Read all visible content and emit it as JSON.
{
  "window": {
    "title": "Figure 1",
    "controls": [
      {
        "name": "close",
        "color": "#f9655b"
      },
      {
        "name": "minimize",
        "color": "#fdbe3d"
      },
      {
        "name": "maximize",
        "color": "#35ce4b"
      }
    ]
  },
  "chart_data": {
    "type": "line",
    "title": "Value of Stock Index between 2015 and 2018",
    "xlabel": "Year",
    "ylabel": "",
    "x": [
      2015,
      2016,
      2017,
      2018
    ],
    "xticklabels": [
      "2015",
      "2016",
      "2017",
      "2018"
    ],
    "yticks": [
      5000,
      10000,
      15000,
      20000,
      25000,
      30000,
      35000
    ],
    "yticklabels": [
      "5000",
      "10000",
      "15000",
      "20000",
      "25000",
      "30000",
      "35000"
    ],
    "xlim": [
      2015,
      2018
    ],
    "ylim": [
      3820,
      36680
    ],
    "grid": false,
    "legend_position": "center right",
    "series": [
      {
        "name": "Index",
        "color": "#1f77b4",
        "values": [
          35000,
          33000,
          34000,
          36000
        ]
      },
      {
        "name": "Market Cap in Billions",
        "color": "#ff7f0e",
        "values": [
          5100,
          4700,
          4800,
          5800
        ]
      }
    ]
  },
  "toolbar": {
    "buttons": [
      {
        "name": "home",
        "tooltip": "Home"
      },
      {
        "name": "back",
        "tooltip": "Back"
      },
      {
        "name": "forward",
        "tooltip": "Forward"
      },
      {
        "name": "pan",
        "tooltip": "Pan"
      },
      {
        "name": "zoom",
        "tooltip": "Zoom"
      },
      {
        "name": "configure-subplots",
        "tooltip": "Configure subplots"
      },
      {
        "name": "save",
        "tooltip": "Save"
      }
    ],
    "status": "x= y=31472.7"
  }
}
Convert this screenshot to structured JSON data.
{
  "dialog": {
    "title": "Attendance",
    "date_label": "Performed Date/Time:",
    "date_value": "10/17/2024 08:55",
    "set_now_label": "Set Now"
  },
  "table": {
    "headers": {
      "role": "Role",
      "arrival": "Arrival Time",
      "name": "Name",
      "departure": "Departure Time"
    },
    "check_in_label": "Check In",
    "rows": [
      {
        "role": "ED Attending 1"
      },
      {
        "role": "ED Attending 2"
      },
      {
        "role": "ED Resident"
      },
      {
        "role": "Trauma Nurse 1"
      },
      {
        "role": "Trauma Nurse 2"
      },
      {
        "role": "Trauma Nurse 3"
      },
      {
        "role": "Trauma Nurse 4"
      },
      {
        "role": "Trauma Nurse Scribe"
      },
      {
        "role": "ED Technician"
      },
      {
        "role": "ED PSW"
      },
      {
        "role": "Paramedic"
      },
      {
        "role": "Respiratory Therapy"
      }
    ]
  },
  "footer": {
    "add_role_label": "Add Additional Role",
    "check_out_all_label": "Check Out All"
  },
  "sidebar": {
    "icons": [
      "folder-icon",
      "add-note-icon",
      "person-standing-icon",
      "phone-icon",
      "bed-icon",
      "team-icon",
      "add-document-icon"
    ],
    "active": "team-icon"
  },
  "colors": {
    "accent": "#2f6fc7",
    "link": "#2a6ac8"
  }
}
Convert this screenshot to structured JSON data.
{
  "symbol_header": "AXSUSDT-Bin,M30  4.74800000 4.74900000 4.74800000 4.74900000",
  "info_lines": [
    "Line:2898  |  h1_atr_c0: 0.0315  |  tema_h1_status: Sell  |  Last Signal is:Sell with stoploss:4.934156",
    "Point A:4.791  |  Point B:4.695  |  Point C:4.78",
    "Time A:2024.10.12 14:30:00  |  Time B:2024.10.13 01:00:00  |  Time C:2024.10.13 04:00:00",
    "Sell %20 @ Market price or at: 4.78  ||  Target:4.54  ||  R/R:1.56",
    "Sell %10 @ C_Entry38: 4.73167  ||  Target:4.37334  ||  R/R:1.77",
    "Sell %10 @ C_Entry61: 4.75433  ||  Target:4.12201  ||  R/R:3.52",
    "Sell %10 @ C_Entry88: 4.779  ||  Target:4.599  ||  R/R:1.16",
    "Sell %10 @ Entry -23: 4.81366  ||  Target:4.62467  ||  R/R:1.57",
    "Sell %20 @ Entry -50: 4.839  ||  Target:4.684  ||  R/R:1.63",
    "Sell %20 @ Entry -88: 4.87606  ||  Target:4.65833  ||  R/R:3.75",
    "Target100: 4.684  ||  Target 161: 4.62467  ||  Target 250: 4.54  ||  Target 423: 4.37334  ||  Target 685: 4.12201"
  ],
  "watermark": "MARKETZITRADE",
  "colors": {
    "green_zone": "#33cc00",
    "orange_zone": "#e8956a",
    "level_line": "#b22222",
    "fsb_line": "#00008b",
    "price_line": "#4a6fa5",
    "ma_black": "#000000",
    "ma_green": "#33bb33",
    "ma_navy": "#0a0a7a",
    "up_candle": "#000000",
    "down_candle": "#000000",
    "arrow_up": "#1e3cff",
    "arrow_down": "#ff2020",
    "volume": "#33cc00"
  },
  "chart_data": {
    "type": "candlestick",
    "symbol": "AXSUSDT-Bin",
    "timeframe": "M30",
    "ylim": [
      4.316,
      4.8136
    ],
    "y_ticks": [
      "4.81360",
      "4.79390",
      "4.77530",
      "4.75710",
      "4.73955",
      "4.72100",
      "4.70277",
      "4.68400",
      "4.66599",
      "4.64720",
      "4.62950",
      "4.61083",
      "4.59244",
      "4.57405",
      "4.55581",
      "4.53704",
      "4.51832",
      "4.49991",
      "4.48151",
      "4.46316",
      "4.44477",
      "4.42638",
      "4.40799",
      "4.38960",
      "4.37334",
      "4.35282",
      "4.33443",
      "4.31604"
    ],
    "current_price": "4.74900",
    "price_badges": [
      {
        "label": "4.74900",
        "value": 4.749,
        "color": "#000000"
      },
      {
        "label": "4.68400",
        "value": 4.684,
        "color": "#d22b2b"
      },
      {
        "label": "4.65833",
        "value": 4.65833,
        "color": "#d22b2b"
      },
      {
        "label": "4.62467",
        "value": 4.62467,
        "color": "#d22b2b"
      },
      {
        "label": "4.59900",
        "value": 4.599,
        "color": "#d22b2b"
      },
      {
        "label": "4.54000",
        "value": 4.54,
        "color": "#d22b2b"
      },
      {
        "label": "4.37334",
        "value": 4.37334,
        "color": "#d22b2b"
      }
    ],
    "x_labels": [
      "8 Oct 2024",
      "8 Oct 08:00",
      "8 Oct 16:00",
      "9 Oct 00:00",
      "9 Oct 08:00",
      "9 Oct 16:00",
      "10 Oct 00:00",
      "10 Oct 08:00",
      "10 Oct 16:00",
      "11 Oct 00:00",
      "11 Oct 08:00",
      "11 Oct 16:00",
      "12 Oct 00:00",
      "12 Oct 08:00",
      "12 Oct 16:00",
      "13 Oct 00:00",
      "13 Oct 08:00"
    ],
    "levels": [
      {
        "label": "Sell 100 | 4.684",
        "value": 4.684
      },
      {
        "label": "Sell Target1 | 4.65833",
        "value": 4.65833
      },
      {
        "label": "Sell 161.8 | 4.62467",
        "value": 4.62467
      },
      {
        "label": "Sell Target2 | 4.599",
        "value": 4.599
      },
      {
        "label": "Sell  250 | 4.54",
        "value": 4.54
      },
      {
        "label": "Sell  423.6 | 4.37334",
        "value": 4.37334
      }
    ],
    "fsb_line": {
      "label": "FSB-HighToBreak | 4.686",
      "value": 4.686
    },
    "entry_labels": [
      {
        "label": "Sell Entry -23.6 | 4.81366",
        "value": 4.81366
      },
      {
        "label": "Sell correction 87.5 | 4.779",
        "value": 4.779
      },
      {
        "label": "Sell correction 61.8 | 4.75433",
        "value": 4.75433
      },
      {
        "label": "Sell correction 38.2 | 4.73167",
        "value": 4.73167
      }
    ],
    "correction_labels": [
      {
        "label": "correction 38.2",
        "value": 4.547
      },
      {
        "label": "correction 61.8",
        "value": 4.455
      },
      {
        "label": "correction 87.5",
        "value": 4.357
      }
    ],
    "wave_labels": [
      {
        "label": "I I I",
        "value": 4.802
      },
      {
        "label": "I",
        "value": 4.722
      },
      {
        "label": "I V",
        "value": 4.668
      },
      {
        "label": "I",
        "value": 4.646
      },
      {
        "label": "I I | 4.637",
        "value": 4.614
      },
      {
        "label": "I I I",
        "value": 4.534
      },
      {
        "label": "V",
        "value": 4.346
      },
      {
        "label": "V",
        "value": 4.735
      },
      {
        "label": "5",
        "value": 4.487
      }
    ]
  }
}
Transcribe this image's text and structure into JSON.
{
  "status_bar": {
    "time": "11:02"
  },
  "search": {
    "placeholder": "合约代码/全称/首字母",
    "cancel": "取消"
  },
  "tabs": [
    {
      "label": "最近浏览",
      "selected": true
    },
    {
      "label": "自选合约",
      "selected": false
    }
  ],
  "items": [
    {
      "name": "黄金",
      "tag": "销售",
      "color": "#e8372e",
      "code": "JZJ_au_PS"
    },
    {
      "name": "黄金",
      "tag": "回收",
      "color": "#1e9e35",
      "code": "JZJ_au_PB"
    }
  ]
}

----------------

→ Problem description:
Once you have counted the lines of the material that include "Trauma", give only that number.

→ Solution to the problem:
5